    ABSTRACT: The diversity, composition, and host recurrence of endophytic fungi in the Xylariaceae were compared in subtropical (ST), cool temperate (CT), and subboreal forests (SB) in Japan based on the 28S ribosomal DNA sequences from fungal isolates. A total of 610 isolates were obtained from the leaves of 167 tree species in three sites, which were classified into 42 operational taxonomic units (OTUs) at the 99 % similarity level of the 28S rDNA sequence. ST, CT, and SB yielded 31, 13, and three OTUs, respectively. The OTU richness, diversity, and evenness of fungal communities were in the order: ST > CT > SB. The 42 OTUs were assigned to nine genera in the Xylariaceae: Xylaria, Annulohypoxylon, Anthostomella, Biscogniauxia, Nemania, Hypoxylon, Muscodor, Daldinia, and Rosellinia. Xylarioid isolates in the subfamily Xylarioideae outnumbered Hypoxyloid isolates in the subfamily Hypoxyloideae in ST and CT, whereas the opposite was found in SB. Sørensen’s quotient of similarity was generally low between the three sites. Host recurrence of fungal OTUs was evaluated with the degree of specialization of interaction network between xylariaceous endophytes and plant species and compared between the three sites. We found that the networks in the three sites showed a significantly higher degree of specialization than simulated networks, where partners were associated randomly. Permutational multivariate analyses of variance indicated that plant family and leaf trait significantly affected the OTU composition in ST, which can account for the specialization of interaction network and host recurrence of xylariaceous endophytes.
    Population Ecology 04/2014; 56(2). DOI:10.1007/s10144-013-0412-3 · 1.70 Impact Factor
  • Source
    • "C. sativa, an important medicinal herb that contains hundreds of medicinally useful compounds (Flores-Sanchez & Verpoorte 2008), was also investigated for endophytic association in the present study and A. niger, A. flavus, P. chrysogenum, Phoma sp., A. alternata, Curvularia, Colltotrichum, Cladosporium and some mycelia setrlia were isolated.
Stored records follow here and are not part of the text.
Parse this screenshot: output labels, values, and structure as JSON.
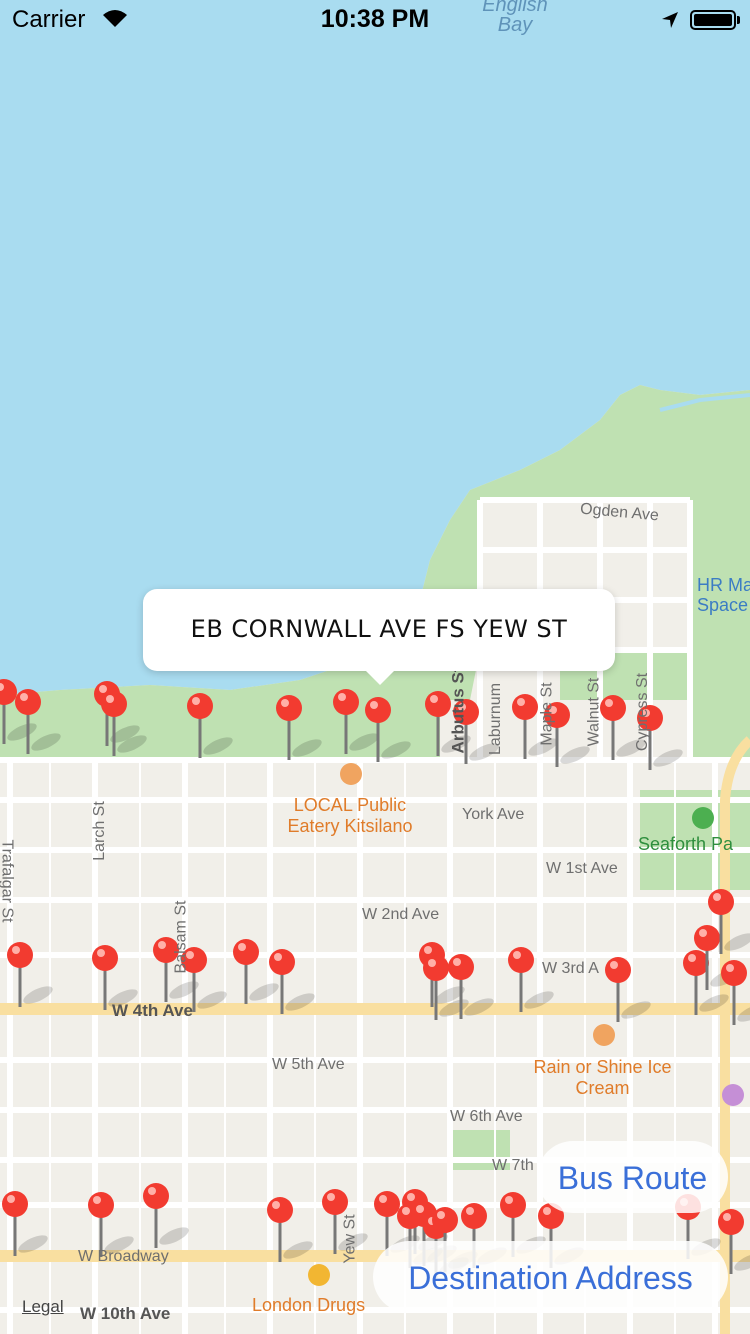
{
  "status_bar": {
    "carrier": "Carrier",
    "time": "10:38 PM"
  },
  "map": {
    "water_label": [
      "English",
      "Bay"
    ],
    "streets": {
      "ogden_ave": "Ogden Ave",
      "york_ave": "York Ave",
      "w_1st_ave": "W 1st Ave",
      "w_2nd_ave": "W 2nd Ave",
      "w_3rd_ave": "W 3rd A",
      "w_4th_ave": "W 4th Ave",
      "w_5th_ave": "W 5th Ave",
      "w_6th_ave": "W 6th Ave",
      "w_7th": "W 7th",
      "w_broadway": "W Broadway",
      "w_10th_ave": "W 10th Ave",
      "trafalgar_st": "Trafalgar St",
      "larch_st": "Larch St",
      "balsam_st": "Balsam St",
      "yew_st": "Yew St",
      "arbutus_st": "Arbutus St",
      "laburnum": "Laburnum",
      "maple_st": "Maple St",
      "walnut_st": "Walnut St",
      "cypress_st": "Cypress St"
    },
    "pois": {
      "local_eatery": "LOCAL Public Eatery Kitsilano",
      "rain_or_shine": "Rain or Shine Ice Cream",
      "london_drugs": "London Drugs",
      "seaforth": "Seaforth Pa",
      "hr_ma": "HR Ma",
      "space": "Space"
    },
    "pin_count": 50
  },
  "callout": {
    "title": "EB CORNWALL AVE FS YEW ST"
  },
  "buttons": {
    "bus_route": "Bus Route",
    "destination_address": "Destination Address"
  },
  "legal": "Legal",
  "colors": {
    "water": "#a9dcf0",
    "land": "#f1efe9",
    "park": "#bfe1b2",
    "road": "#ffffff",
    "major_road": "#f9dfa0",
    "pin": "#f23b30",
    "button_text": "#3a6fd8"
  }
}
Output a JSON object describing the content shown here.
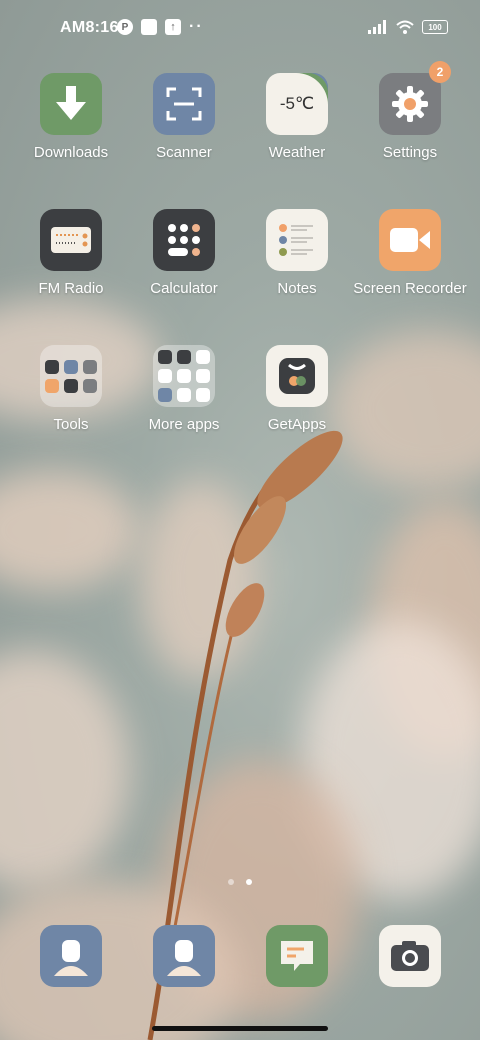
{
  "status_bar": {
    "time": "AM8:16",
    "battery": "100",
    "icons": [
      "notification-icon",
      "square-icon",
      "upload-icon",
      "signal-icon",
      "wifi-icon",
      "battery-icon"
    ]
  },
  "apps": {
    "downloads": {
      "label": "Downloads",
      "color": "#6f9a67"
    },
    "scanner": {
      "label": "Scanner",
      "color": "#6f86a6"
    },
    "weather": {
      "label": "Weather",
      "temp": "-5℃"
    },
    "settings": {
      "label": "Settings",
      "badge": "2"
    },
    "fm_radio": {
      "label": "FM Radio"
    },
    "calculator": {
      "label": "Calculator"
    },
    "notes": {
      "label": "Notes"
    },
    "screen_recorder": {
      "label": "Screen Recorder"
    },
    "tools": {
      "label": "Tools"
    },
    "more_apps": {
      "label": "More apps"
    },
    "getapps": {
      "label": "GetApps"
    }
  },
  "pager": {
    "pages": 2,
    "active": 2
  },
  "dock": [
    "contacts",
    "contacts",
    "messages",
    "camera"
  ]
}
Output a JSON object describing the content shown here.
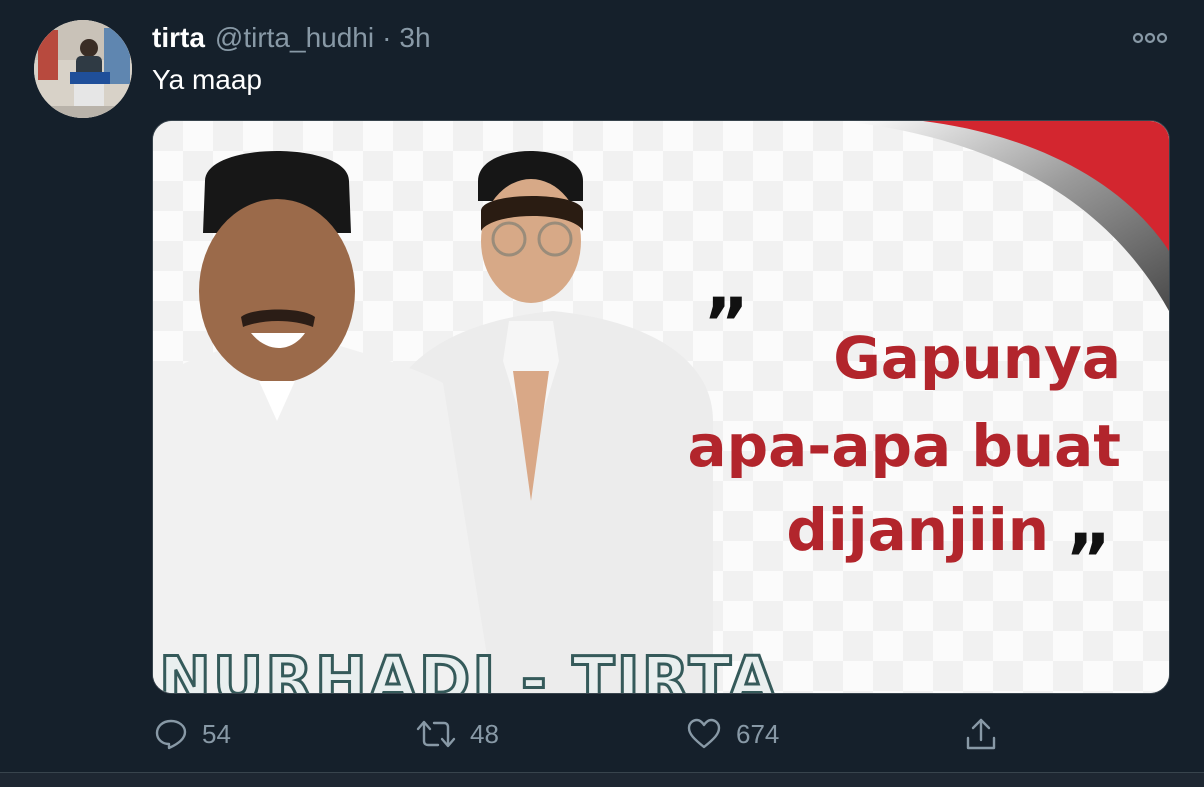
{
  "tweet": {
    "author_name": "tirta",
    "author_handle": "@tirta_hudhi",
    "separator": "·",
    "time": "3h",
    "text": "Ya maap",
    "image": {
      "quote_open": "”",
      "quote_lines": [
        "Gapunya",
        "apa-apa buat",
        "dijanjiin"
      ],
      "quote_close": "”",
      "banner": "NURHADI - TIRTA"
    },
    "actions": {
      "reply_count": "54",
      "retweet_count": "48",
      "like_count": "674"
    }
  },
  "colors": {
    "background": "#15202b",
    "secondary_text": "#8899a6",
    "quote_red": "#b2252c"
  },
  "icons": [
    "more-icon",
    "reply-icon",
    "retweet-icon",
    "like-icon",
    "share-icon"
  ]
}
The isolation of these fungi is consistent with previous reports (Suryanarayana et al. 2005; Rosa et al. 2009; Gazis & Chaverri 2010; Marquez et al. 2010; Vega et al. 2010; González & Tello 2011; Kusari et al. 2012; Gautam et al. 2013). A. flavus, A. alternata, Cladosproium, Geotrichum and Rhizopus isolated from V. odorata in the present study are not reported frequently earlier, whereas the association of Colletorichum, Phomopsis and A. alternata as endophytes from A. vasica was reported earlier (Molla et al. 2010; Amirita et al. 2012; Dadgale 2012); but the detection of Haplosporium seems to reported for first time to the best of our knowledge. "
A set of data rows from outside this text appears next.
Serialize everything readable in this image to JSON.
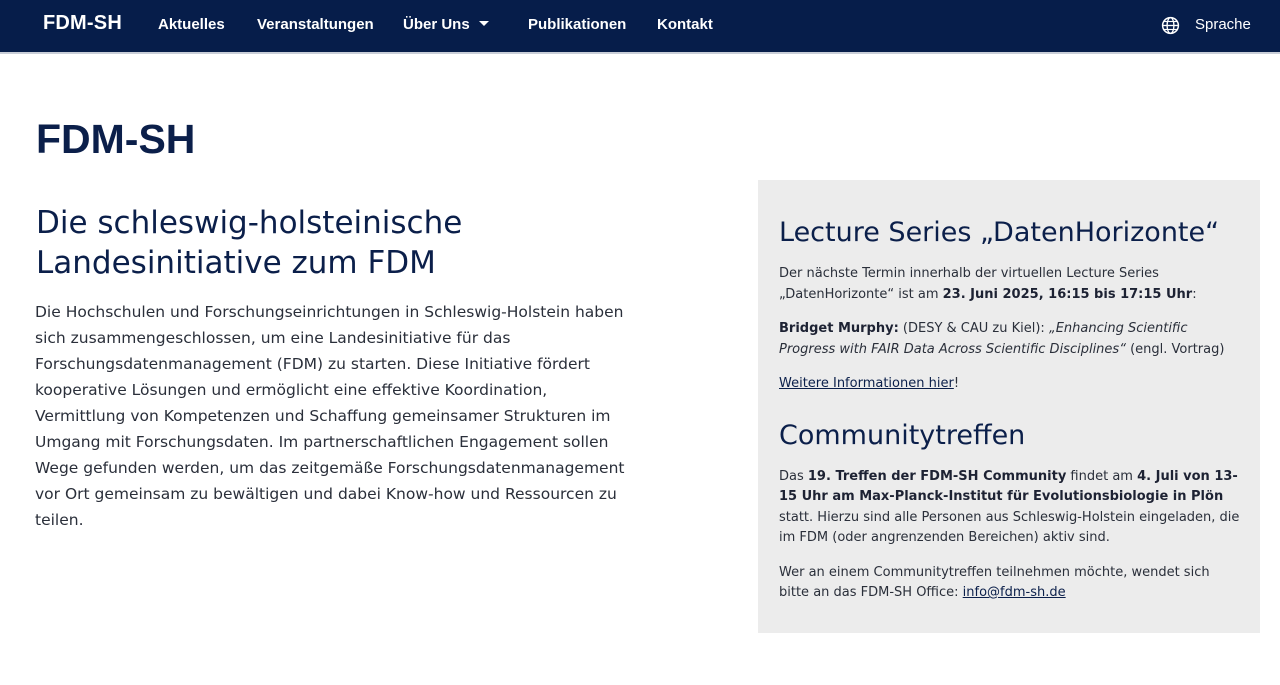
{
  "nav": {
    "brand": "FDM-SH",
    "items": [
      {
        "label": "Aktuelles"
      },
      {
        "label": "Veranstaltungen"
      },
      {
        "label": "Über Uns"
      },
      {
        "label": "Publikationen"
      },
      {
        "label": "Kontakt"
      }
    ],
    "language_label": "Sprache",
    "language_icon": "globe-icon",
    "about_dropdown_icon": "caret-down-icon"
  },
  "main": {
    "title": "FDM-SH",
    "subtitle": "Die schleswig-holsteinische Landesinitiative zum FDM",
    "intro": "Die Hochschulen und Forschungseinrichtungen in Schleswig-Holstein haben sich zusammengeschlossen, um eine Landesinitiative für das Forschungsdatenmanagement (FDM) zu starten. Diese Initiative fördert kooperative Lösungen und ermöglicht eine effektive Koordination, Vermittlung von Kompetenzen und Schaffung gemeinsamer Strukturen im Umgang mit Forschungsdaten. Im partnerschaftlichen Engagement sollen Wege gefunden werden, um das zeitgemäße Forschungsdatenmanagement vor Ort gemeinsam zu bewältigen und dabei Know-how und Ressourcen zu teilen."
  },
  "sidebar": {
    "lecture": {
      "heading": "Lecture Series „DatenHorizonte“",
      "p1_text": "Der nächste Termin innerhalb der virtuellen Lecture Series „DatenHorizonte“ ist am ",
      "p1_date": "23. Juni 2025, 16:15 bis 17:15 Uhr",
      "p1_end": ":",
      "speaker": "Bridget Murphy:",
      "affiliation": " (DESY & CAU zu Kiel): ",
      "talk_title": "„Enhancing Scientific Progress with FAIR Data Across Scientific Disciplines“",
      "talk_note": " (engl. Vortrag)",
      "more_link": "Weitere Informationen hier",
      "more_end": "!"
    },
    "community": {
      "heading": "Communitytreffen",
      "p1_a": "Das ",
      "p1_b1": "19. Treffen der FDM-SH Community",
      "p1_c": " findet am ",
      "p1_b2": "4. Juli von 13-15 Uhr am Max-Planck-Institut für Evolutionsbiologie in Plön",
      "p1_d": " statt. Hierzu sind alle Personen aus Schleswig-Holstein eingeladen, die im FDM (oder angrenzenden Bereichen) aktiv sind.",
      "p2_text": "Wer an einem Communitytreffen teilnehmen möchte, wendet sich bitte an das FDM-SH Office: ",
      "email": "info@fdm-sh.de"
    }
  },
  "colors": {
    "navbar_bg": "#061d4a",
    "heading": "#0b1f4a",
    "sidebar_bg": "#ececec"
  }
}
    [Show abstract] [Hide abstract]
    ABSTRACT: Fungal endophytes were isolated from surface sterilised leaf segments of five medicinal plants collected from Mandi district, Himachal Pradesh, India. A total of 373 fungal strains belonging to 15 fungal genera and 18 species, Aspergillus niger, A. flavus, A. clavatus, A. variecolor, Penicillium chrsogenum, Alternaria alternata, Curvularia lunata, Haplosporium sp., Phoma sp., Nigrospora sp., Colletotrichum sp., Cladosporium sp., Stemphylium sp., Fusarium sp., Geotrichum sp., Phomopsis sp., Trichoderma sp., Rhizopus sp. and some sterile mycelium were isolated from all the plants. The relative frequency, isolation rate and colonisation rates of endophytes were used to study the endophytic diversity. The results showed that the highest colonisation rate (93.05%) was observed in Adhathoda vasica, while it was 91.66% in Ocimum sanctum, 85% in Viola odorata, 82.81% Cannabis sativa and lowest (61.11%) in Withania somnifera. Moreover, reading the richness and diversity of the endophytic fungi, the highest was obtained for O. sanctum, W. somnifera and C. sativa having eight species each, while lowest (6 and 4) was obtained from A. vasica and V. odorata, respectively. As the role of endophytic organisms in defensive mechanisms of plants is now well established, the present study is an important step to find new and interesting endophytes among the medicinal plants.
    Archives of Phytopathology and Plant Protection 03/2014; 47(5). DOI:10.1080/03235408.2013.813678
Show more